(Dustin Lance Black) 2010: Lullaby for Pi (Benoit Philippon) 2013: Deep Powder (Mo Ogordnik) 2013: The Last of Robin Hood
The Last of Robin Hood
( Wash Westmoreland
Wash Westmoreland
and Richard Glatzer) 2013: Innocence (Hilary Brougher) 2014: Still Alice
Still Alice
( Wash Westmoreland
Wash Westmoreland
and Richard Glatzer) 2015: Nasty Baby
Nasty Baby
(Sebastián Silva) 2015: Carol (Todd Haynes) 2016: Goat (Andrew Neel) 2016: Wiener-Dog (Todd Solondz) 2016: White Girl (Elizabeth Wood) 2016: A Kind of Murder
A Kind of Murder
(Andy Goddard) 2016: Frank & Lola (Matthew Ross) (as executive producer) 2017: Dina (Dan Sickels & Antonio Santini) 2017: Lemon (Janicza Bravo) 2017: Where Is Kyra? (Andrew Dosunmu) 2017: Beatriz at Dinner (Miguel Arteta) 2017: Wonderstruck (Todd Haynes) 2017: Mercy (Tali Shalom-Ezer) 2018: First Reformed (Paul Schrader)

Works and publications[edit]

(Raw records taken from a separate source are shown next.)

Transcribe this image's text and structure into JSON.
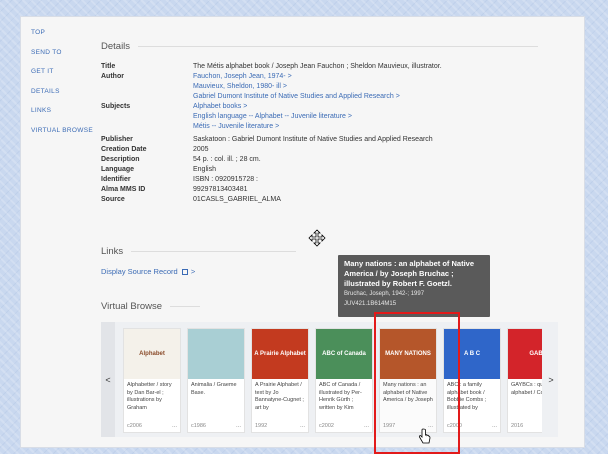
{
  "nav": [
    "TOP",
    "SEND TO",
    "GET IT",
    "DETAILS",
    "LINKS",
    "VIRTUAL BROWSE"
  ],
  "details": {
    "heading": "Details",
    "title_label": "Title",
    "title": "The Métis alphabet book / Joseph Jean Fauchon ; Sheldon Mauvieux, illustrator.",
    "author_label": "Author",
    "authors": [
      "Fauchon, Joseph Jean, 1974-  >",
      "Mauvieux, Sheldon, 1980- ill  >",
      "Gabriel Dumont Institute of Native Studies and Applied Research  >"
    ],
    "subjects_label": "Subjects",
    "subjects": [
      "Alphabet books  >",
      "English language -- Alphabet -- Juvenile literature  >",
      "Métis -- Juvenile literature  >"
    ],
    "publisher_label": "Publisher",
    "publisher": "Saskatoon : Gabriel Dumont Institute of Native Studies and Applied Research",
    "creation_label": "Creation Date",
    "creation": "2005",
    "description_label": "Description",
    "description": "54 p. : col. ill. ; 28 cm.",
    "language_label": "Language",
    "language": "English",
    "identifier_label": "Identifier",
    "identifier": "ISBN : 0920915728 :",
    "mms_label": "Alma MMS ID",
    "mms": "99297813403481",
    "source_label": "Source",
    "source": "01CASLS_GABRIEL_ALMA"
  },
  "links": {
    "heading": "Links",
    "display_source": "Display Source Record",
    "arrow": ">"
  },
  "virtual_browse": {
    "heading": "Virtual Browse",
    "prev": "<",
    "next": ">",
    "cards": [
      {
        "cover_text": "Alphabet",
        "color": "#f4f1ea",
        "text": "Alphabetter / story by Dan Bar-el ; illustrations by Graham",
        "year": "c2006"
      },
      {
        "cover_text": "",
        "color": "#a9cfd4",
        "text": "Animalia / Graeme Base.",
        "year": "c1986"
      },
      {
        "cover_text": "A Prairie Alphabet",
        "color": "#c33a1f",
        "text": "A Prairie Alphabet / text by Jo Bannatyne-Cugnet ; art by",
        "year": "1992"
      },
      {
        "cover_text": "ABC of Canada",
        "color": "#4b8f5a",
        "text": "ABC of Canada / illustrated by Per-Henrik Gürth ; written by Kim",
        "year": "c2002"
      },
      {
        "cover_text": "MANY NATIONS",
        "color": "#b5562a",
        "text": "Many nations : an alphabet of Native America / by Joseph",
        "year": "1997"
      },
      {
        "cover_text": "A B C",
        "color": "#2f66c9",
        "text": "ABC : a family alphabet book / Bobbie Combs ; illustrated by",
        "year": "c2000"
      },
      {
        "cover_text": "GAB",
        "color": "#d3242a",
        "text": "GAYBCs : queer alphabet / Congdon",
        "year": "2016"
      }
    ]
  },
  "tooltip": {
    "title": "Many nations : an alphabet of Native America / by Joseph Bruchac ; illustrated by Robert F. Goetzl.",
    "author": "Bruchac, Joseph, 1942-; 1997",
    "call": "JUV421.1B614M15"
  },
  "colors": {
    "link": "#3b6bb5",
    "highlight": "#e21a1a",
    "tooltip_bg": "#5a5a5a"
  }
}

Schamus, James, Barry Ellsworth, Todd Haynes, and Christine Vachon. The Apparatus Guide to No-Budget Filmmaking in New York City. New York: Apparatus Productions, 1989. OCLC 801262187 Vachon, Christine, and David Edelstein. Shooting to Kill: How an Independent Producer Blasts Through the Barriers to Make Movies That Matter. New York: Harper Perennial, 2002. Reprint of 1998 edition. ISBN 978-0-380-79854-4 OCLC 793342718 Vachon, Christine, and Austin Bunn. A Killer Life: How an Independent Film Producer Survives Deals and Disasters in Hollywood and Beyond. New York: Simon & Schuster, 2006. ISBN 978-0-743-25630-8 OCLC 238812473 2007 Limelight Edition.


^ a b c Buckley, Cara (November 6, 2009). "When Being Home Is an Adventure". The New York Times.  ^ Galloway, Stephen; Belloni, Matthew (11 December 2015). "Watch THR's Full, Uncensored Producer Roundtable With Ice Cube, Steve Golin and More". The Hollywood Reporter. Retrieved 25 January 2016.  ^ " NYICFF Jury". Gkids.com.  ^ Sharf, Zack (24 January 2016). "Sundance Exclusive: Christine Vachon and Pamela Koffler's 6 Survival Tips for Producing". Indiewire. Retrieved 25 January 2016.  ^ Abramovitch, Seth (25 September 2015). "Killer Films' Co-Founders Christine Vachon and Pamela Koffler on Lesbian Romance 'Carol' and Indie Resilience". The Hollywood Reporter. Retrieved 25 January 2016.  ^ Dietrich, Joy (July 6, 2010). "Asked & Answered". The New York Times. Retrieved July 6, 2010.  ^ "AND THE 2007 WINNERS ARE..." Woodstock Film Festival. 2007. 

External links[edit]

Christine Vachon on IMDb Killer Films Christine Vachon (February 24, 2017). Film-makers can defy Trump. Depicting the lives of others is an act of resistance. The Guardian

Authority control

WorldCat Identities VIAF: 69805972 LCCN: n94003202 ISNI: 0000 0001 1493 2309 GND: 122266153 SUDOC: 083223